Repeat the entries below exactly, missing none.
•••
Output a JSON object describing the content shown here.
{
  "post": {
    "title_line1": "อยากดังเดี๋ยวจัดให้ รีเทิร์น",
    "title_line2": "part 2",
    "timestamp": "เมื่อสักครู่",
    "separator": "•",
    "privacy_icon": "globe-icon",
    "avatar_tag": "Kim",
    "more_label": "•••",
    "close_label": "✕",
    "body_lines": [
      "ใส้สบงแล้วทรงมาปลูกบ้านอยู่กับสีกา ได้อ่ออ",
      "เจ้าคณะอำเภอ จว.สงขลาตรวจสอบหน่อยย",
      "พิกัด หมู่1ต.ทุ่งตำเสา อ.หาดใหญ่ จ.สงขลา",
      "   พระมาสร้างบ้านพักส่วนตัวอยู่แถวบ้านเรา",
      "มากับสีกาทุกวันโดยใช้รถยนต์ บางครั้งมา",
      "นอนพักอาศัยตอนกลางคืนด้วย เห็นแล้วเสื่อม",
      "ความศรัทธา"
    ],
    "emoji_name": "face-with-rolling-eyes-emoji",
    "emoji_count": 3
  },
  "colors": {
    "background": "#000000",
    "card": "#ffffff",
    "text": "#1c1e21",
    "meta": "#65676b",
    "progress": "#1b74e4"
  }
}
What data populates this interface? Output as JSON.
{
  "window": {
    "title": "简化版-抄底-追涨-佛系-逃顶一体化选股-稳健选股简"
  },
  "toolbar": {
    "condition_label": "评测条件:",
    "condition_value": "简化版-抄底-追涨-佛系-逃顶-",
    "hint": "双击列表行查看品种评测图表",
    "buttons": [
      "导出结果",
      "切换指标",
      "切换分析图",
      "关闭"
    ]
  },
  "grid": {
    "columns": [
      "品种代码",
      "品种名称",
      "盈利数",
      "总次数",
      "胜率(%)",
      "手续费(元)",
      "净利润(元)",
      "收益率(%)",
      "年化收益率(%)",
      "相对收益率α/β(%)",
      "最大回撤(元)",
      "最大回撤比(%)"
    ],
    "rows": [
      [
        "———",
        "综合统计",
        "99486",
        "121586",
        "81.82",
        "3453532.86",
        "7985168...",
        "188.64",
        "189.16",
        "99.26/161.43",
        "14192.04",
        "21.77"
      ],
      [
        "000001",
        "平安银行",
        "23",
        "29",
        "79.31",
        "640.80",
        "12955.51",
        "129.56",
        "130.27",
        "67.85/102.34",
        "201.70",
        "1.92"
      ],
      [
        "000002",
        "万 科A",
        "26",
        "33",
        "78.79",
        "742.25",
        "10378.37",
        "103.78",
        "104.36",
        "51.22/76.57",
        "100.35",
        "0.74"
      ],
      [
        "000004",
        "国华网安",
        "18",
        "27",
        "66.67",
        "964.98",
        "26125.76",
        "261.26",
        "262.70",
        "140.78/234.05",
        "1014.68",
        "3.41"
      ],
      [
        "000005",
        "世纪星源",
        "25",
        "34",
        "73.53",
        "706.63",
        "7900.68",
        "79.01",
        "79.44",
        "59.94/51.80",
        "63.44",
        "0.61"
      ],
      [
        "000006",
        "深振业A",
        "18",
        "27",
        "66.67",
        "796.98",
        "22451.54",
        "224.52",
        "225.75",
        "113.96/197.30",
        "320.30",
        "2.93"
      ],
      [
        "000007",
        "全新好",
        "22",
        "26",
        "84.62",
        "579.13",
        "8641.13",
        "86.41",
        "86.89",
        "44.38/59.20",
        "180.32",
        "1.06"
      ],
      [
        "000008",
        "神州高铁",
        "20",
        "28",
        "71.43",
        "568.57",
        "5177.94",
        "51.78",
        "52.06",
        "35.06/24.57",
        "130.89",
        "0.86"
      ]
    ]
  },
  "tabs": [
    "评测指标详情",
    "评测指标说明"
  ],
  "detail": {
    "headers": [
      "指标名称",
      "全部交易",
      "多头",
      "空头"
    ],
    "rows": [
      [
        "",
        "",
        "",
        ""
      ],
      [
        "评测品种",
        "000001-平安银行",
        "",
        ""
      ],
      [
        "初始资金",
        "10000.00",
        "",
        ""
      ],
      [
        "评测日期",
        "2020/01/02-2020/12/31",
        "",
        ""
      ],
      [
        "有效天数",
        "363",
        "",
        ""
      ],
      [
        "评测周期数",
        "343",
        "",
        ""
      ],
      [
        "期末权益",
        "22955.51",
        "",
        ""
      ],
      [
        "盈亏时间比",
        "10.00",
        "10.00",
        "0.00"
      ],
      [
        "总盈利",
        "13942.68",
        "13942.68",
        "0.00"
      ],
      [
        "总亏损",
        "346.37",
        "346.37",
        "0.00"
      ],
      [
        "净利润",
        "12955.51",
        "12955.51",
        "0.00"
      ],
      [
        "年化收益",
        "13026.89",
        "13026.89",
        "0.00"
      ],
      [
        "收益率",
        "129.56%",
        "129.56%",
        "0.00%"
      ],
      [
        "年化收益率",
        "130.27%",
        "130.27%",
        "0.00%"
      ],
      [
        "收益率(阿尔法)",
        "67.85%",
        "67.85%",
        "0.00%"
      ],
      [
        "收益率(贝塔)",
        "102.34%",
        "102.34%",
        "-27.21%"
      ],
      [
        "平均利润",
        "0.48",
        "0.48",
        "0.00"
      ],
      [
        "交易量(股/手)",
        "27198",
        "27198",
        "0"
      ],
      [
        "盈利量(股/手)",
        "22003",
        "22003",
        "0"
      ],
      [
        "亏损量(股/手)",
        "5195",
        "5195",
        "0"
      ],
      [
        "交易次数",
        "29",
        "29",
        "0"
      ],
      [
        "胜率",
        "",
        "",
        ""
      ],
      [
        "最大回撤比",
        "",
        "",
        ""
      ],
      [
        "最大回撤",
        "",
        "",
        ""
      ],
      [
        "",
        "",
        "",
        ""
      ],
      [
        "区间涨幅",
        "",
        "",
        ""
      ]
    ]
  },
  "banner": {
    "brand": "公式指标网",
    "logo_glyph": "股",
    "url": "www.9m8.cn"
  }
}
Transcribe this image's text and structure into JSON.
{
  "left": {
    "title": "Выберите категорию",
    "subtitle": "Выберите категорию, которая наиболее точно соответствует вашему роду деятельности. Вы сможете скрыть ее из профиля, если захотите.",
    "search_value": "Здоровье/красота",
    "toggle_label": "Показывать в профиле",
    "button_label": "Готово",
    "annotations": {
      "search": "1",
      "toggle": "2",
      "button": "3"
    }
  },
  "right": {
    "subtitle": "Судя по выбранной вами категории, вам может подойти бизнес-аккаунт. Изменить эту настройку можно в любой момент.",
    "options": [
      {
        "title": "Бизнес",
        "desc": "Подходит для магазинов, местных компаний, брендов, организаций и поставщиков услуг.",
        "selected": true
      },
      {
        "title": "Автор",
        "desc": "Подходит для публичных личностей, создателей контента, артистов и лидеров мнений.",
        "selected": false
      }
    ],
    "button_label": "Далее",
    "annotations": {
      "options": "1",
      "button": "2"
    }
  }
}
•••
◆ ANSWER SECTION
Output a JSON object describing the content shown here.
{
  "post": {
    "title_line1": "อยากดังเดี๋ยวจัดให้ รีเทิร์น",
    "title_line2": "part 2",
    "timestamp": "เมื่อสักครู่",
    "separator": "•",
    "privacy_icon": "globe-icon",
    "avatar_tag": "Kim",
    "more_label": "•••",
    "close_label": "✕",
    "body_lines": [
      "ใส้สบงแล้วทรงมาปลูกบ้านอยู่กับสีกา ได้อ่ออ",
      "เจ้าคณะอำเภอ จว.สงขลาตรวจสอบหน่อยย",
      "พิกัด หมู่1ต.ทุ่งตำเสา อ.หาดใหญ่ จ.สงขลา",
      "   พระมาสร้างบ้านพักส่วนตัวอยู่แถวบ้านเรา",
      "มากับสีกาทุกวันโดยใช้รถยนต์ บางครั้งมา",
      "นอนพักอาศัยตอนกลางคืนด้วย เห็นแล้วเสื่อม",
      "ความศรัทธา"
    ],
    "emoji_name": "face-with-rolling-eyes-emoji",
    "emoji_count": 3
  },
  "colors": {
    "background": "#000000",
    "card": "#ffffff",
    "text": "#1c1e21",
    "meta": "#65676b",
    "progress": "#1b74e4"
  }
}
What data populates this interface? Output as JSON.
{
  "window": {
    "title": "简化版-抄底-追涨-佛系-逃顶一体化选股-稳健选股简"
  },
  "toolbar": {
    "condition_label": "评测条件:",
    "condition_value": "简化版-抄底-追涨-佛系-逃顶-",
    "hint": "双击列表行查看品种评测图表",
    "buttons": [
      "导出结果",
      "切换指标",
      "切换分析图",
      "关闭"
    ]
  },
  "grid": {
    "columns": [
      "品种代码",
      "品种名称",
      "盈利数",
      "总次数",
      "胜率(%)",
      "手续费(元)",
      "净利润(元)",
      "收益率(%)",
      "年化收益率(%)",
      "相对收益率α/β(%)",
      "最大回撤(元)",
      "最大回撤比(%)"
    ],
    "rows": [
      [
        "———",
        "综合统计",
        "99486",
        "121586",
        "81.82",
        "3453532.86",
        "7985168...",
        "188.64",
        "189.16",
        "99.26/161.43",
        "14192.04",
        "21.77"
      ],
      [
        "000001",
        "平安银行",
        "23",
        "29",
        "79.31",
        "640.80",
        "12955.51",
        "129.56",
        "130.27",
        "67.85/102.34",
        "201.70",
        "1.92"
      ],
      [
        "000002",
        "万 科A",
        "26",
        "33",
        "78.79",
        "742.25",
        "10378.37",
        "103.78",
        "104.36",
        "51.22/76.57",
        "100.35",
        "0.74"
      ],
      [
        "000004",
        "国华网安",
        "18",
        "27",
        "66.67",
        "964.98",
        "26125.76",
        "261.26",
        "262.70",
        "140.78/234.05",
        "1014.68",
        "3.41"
      ],
      [
        "000005",
        "世纪星源",
        "25",
        "34",
        "73.53",
        "706.63",
        "7900.68",
        "79.01",
        "79.44",
        "59.94/51.80",
        "63.44",
        "0.61"
      ],
      [
        "000006",
        "深振业A",
        "18",
        "27",
        "66.67",
        "796.98",
        "22451.54",
        "224.52",
        "225.75",
        "113.96/197.30",
        "320.30",
        "2.93"
      ],
      [
        "000007",
        "全新好",
        "22",
        "26",
        "84.62",
        "579.13",
        "8641.13",
        "86.41",
        "86.89",
        "44.38/59.20",
        "180.32",
        "1.06"
      ],
      [
        "000008",
        "神州高铁",
        "20",
        "28",
        "71.43",
        "568.57",
        "5177.94",
        "51.78",
        "52.06",
        "35.06/24.57",
        "130.89",
        "0.86"
      ]
    ]
  },
  "tabs": [
    "评测指标详情",
    "评测指标说明"
  ],
  "detail": {
    "headers": [
      "指标名称",
      "全部交易",
      "多头",
      "空头"
    ],
    "rows": [
      [
        "",
        "",
        "",
        ""
      ],
      [
        "评测品种",
        "000001-平安银行",
        "",
        ""
      ],
      [
        "初始资金",
        "10000.00",
        "",
        ""
      ],
      [
        "评测日期",
        "2020/01/02-2020/12/31",
        "",
        ""
      ],
      [
        "有效天数",
        "363",
        "",
        ""
      ],
      [
        "评测周期数",
        "343",
        "",
        ""
      ],
      [
        "期末权益",
        "22955.51",
        "",
        ""
      ],
      [
        "盈亏时间比",
        "10.00",
        "10.00",
        "0.00"
      ],
      [
        "总盈利",
        "13942.68",
        "13942.68",
        "0.00"
      ],
      [
        "总亏损",
        "346.37",
        "346.37",
        "0.00"
      ],
      [
        "净利润",
        "12955.51",
        "12955.51",
        "0.00"
      ],
      [
        "年化收益",
        "13026.89",
        "13026.89",
        "0.00"
      ],
      [
        "收益率",
        "129.56%",
        "129.56%",
        "0.00%"
      ],
      [
        "年化收益率",
        "130.27%",
        "130.27%",
        "0.00%"
      ],
      [
        "收益率(阿尔法)",
        "67.85%",
        "67.85%",
        "0.00%"
      ],
      [
        "收益率(贝塔)",
        "102.34%",
        "102.34%",
        "-27.21%"
      ],
      [
        "平均利润",
        "0.48",
        "0.48",
        "0.00"
      ],
      [
        "交易量(股/手)",
        "27198",
        "27198",
        "0"
      ],
      [
        "盈利量(股/手)",
        "22003",
        "22003",
        "0"
      ],
      [
        "亏损量(股/手)",
        "5195",
        "5195",
        "0"
      ],
      [
        "交易次数",
        "29",
        "29",
        "0"
      ],
      [
        "胜率",
        "",
        "",
        ""
      ],
      [
        "最大回撤比",
        "",
        "",
        ""
      ],
      [
        "最大回撤",
        "",
        "",
        ""
      ],
      [
        "",
        "",
        "",
        ""
      ],
      [
        "区间涨幅",
        "",
        "",
        ""
      ]
    ]
  },
  "banner": {
    "brand": "公式指标网",
    "logo_glyph": "股",
    "url": "www.9m8.cn"
  }
}
Transcribe this image's text and structure into JSON.
{
  "left": {
    "title": "Выберите категорию",
    "subtitle": "Выберите категорию, которая наиболее точно соответствует вашему роду деятельности. Вы сможете скрыть ее из профиля, если захотите.",
    "search_value": "Здоровье/красота",
    "toggle_label": "Показывать в профиле",
    "button_label": "Готово",
    "annotations": {
      "search": "1",
      "toggle": "2",
      "button": "3"
    }
  },
  "right": {
    "subtitle": "Судя по выбранной вами категории, вам может подойти бизнес-аккаунт. Изменить эту настройку можно в любой момент.",
    "options": [
      {
        "title": "Бизнес",
        "desc": "Подходит для магазинов, местных компаний, брендов, организаций и поставщиков услуг.",
        "selected": true
      },
      {
        "title": "Автор",
        "desc": "Подходит для публичных личностей, создателей контента, артистов и лидеров мнений.",
        "selected": false
      }
    ],
    "button_label": "Далее",
    "annotations": {
      "options": "1",
      "button": "2"
    }
  }
}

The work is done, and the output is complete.